» **EXERCISE**
Make an exact copy of each entry, leaving out every picture.

» **DATA TO EXAMINE**
..............................

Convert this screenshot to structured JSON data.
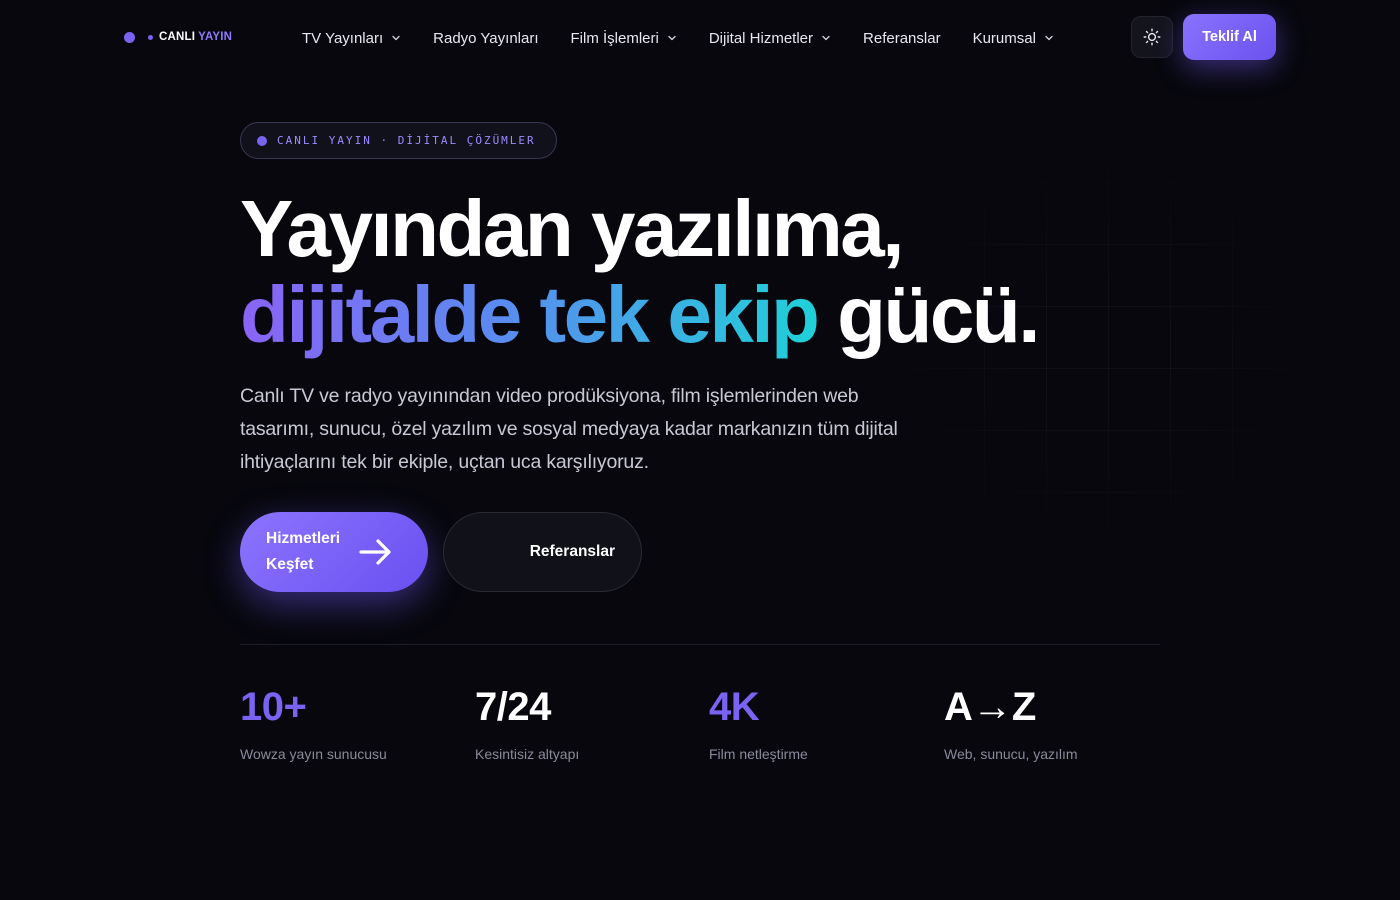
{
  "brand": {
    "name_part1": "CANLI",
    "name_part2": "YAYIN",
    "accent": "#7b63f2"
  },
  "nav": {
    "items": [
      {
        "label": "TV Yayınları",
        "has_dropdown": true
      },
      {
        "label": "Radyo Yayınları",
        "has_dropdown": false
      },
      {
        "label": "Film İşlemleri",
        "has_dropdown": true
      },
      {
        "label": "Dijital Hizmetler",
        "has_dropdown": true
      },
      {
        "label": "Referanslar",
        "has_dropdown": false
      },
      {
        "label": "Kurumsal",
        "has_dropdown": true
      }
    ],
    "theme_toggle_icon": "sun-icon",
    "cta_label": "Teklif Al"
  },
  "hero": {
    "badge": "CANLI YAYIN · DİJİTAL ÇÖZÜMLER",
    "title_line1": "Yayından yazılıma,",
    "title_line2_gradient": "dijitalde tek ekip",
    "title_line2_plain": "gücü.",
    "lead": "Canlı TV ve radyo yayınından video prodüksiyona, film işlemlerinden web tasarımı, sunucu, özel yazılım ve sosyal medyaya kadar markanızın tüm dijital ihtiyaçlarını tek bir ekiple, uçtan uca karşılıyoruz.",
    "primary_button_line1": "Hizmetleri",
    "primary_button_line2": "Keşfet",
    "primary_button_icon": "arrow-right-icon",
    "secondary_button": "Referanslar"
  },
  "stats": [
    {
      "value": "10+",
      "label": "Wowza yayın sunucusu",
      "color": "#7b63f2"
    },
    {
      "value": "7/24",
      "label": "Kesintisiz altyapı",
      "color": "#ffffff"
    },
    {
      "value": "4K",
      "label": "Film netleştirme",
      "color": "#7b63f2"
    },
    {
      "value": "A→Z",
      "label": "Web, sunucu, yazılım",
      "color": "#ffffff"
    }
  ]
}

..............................

» **ANSWER FOR THE TASK**
Convert this screenshot to structured JSON data.
{
  "brand": {
    "name_part1": "CANLI",
    "name_part2": "YAYIN",
    "accent": "#7b63f2"
  },
  "nav": {
    "items": [
      {
        "label": "TV Yayınları",
        "has_dropdown": true
      },
      {
        "label": "Radyo Yayınları",
        "has_dropdown": false
      },
      {
        "label": "Film İşlemleri",
        "has_dropdown": true
      },
      {
        "label": "Dijital Hizmetler",
        "has_dropdown": true
      },
      {
        "label": "Referanslar",
        "has_dropdown": false
      },
      {
        "label": "Kurumsal",
        "has_dropdown": true
      }
    ],
    "theme_toggle_icon": "sun-icon",
    "cta_label": "Teklif Al"
  },
  "hero": {
    "badge": "CANLI YAYIN · DİJİTAL ÇÖZÜMLER",
    "title_line1": "Yayından yazılıma,",
    "title_line2_gradient": "dijitalde tek ekip",
    "title_line2_plain": "gücü.",
    "lead": "Canlı TV ve radyo yayınından video prodüksiyona, film işlemlerinden web tasarımı, sunucu, özel yazılım ve sosyal medyaya kadar markanızın tüm dijital ihtiyaçlarını tek bir ekiple, uçtan uca karşılıyoruz.",
    "primary_button_line1": "Hizmetleri",
    "primary_button_line2": "Keşfet",
    "primary_button_icon": "arrow-right-icon",
    "secondary_button": "Referanslar"
  },
  "stats": [
    {
      "value": "10+",
      "label": "Wowza yayın sunucusu",
      "color": "#7b63f2"
    },
    {
      "value": "7/24",
      "label": "Kesintisiz altyapı",
      "color": "#ffffff"
    },
    {
      "value": "4K",
      "label": "Film netleştirme",
      "color": "#7b63f2"
    },
    {
      "value": "A→Z",
      "label": "Web, sunucu, yazılım",
      "color": "#ffffff"
    }
  ]
}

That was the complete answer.